Kinematics, understood as the study of the mobility of mechanical devices, or linkages}, has always interested mathematicians, and in particular algebraic geometers. Since the 19th century, algebraic and geometric techniques have been developed to classify such mechanisms and to investigate the existence of new families. Important results have been achieved so far, as for example the classification of mobile closed chains composed of at most five rods and connected by revolute joints, or several algorithms that are currently used in robotics.
In this work we describe two techniques, called bond theory and Möobius photogrammetry, for the study of a particular class of linkages, namely pods, devices constituted of two rigid bodies, called the base and the platform, connected by several rods, called legs, that are attached to the base and the platform via spherical joints. We show how bond theory provides necessary conditions for the mobility of pods in terms of the geometry of its base and platform, and how Möbius photogrammetry can refine these conditions in the case of pentapods, i.e. pods with five legs, with unexpected mobility. The combined use of these two methods, together with some elementary facts from liaison theory - which describes the properties of two algebraic varieties whose union is a complete intersection - yields a construction for a new family of mobile hexapods, i.e. pods with six legs. By employing some recent results on spectrahedra - objects that arise in the context of semidefinite programming - we show that it is possible to obtain a concrete instance of a mobile icosapod, namely a pod with 20 legs.

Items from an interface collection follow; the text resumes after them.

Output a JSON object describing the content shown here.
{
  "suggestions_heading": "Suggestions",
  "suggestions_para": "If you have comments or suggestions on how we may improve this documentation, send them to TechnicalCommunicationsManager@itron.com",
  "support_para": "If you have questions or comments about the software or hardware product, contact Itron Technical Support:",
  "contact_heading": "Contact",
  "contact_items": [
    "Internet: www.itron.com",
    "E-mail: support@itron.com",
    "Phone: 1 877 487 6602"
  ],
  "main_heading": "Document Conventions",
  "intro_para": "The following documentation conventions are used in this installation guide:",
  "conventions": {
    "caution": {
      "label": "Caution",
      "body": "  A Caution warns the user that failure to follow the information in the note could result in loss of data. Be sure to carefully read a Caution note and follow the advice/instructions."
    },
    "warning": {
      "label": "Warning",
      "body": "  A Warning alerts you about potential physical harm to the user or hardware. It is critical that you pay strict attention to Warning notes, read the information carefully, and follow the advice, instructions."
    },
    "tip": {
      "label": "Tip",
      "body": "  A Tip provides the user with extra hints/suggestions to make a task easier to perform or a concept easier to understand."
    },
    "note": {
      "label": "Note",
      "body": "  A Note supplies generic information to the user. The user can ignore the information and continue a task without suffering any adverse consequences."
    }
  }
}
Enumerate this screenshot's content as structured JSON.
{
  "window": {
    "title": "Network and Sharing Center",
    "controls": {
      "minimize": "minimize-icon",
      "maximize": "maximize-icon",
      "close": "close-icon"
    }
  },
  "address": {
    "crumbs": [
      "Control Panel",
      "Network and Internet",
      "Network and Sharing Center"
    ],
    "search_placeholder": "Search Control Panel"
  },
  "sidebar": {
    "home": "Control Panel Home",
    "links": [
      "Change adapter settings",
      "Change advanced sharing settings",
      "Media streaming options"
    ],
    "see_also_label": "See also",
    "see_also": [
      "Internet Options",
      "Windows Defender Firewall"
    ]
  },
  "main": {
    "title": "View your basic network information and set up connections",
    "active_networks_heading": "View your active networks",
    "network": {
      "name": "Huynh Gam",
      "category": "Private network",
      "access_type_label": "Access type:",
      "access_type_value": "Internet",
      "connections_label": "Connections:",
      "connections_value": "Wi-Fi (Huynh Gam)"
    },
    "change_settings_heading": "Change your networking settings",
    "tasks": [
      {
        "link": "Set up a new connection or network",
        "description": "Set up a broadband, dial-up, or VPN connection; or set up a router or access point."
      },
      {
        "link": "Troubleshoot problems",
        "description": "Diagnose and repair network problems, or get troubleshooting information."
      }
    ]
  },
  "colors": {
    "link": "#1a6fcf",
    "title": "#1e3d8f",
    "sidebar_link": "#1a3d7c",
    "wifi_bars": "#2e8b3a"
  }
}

The approach we use is mainly geometric: the starting point for bond theory is to associate to every pod a subvariety of a fixed projective variety - that encodes all the possible configurations of the pod - and to study some of its points that are "limits" of configurations; in Möbius photogrammetry, we attach to every tuple of points in real space a complex curve reflecting how the orthogonal projections of such points behave under Möbius transformations. In both situations, the driving principle is to exploit the presence of complex structures in problems that arise from real situations - namely for which the input data can be encoded via real numbers.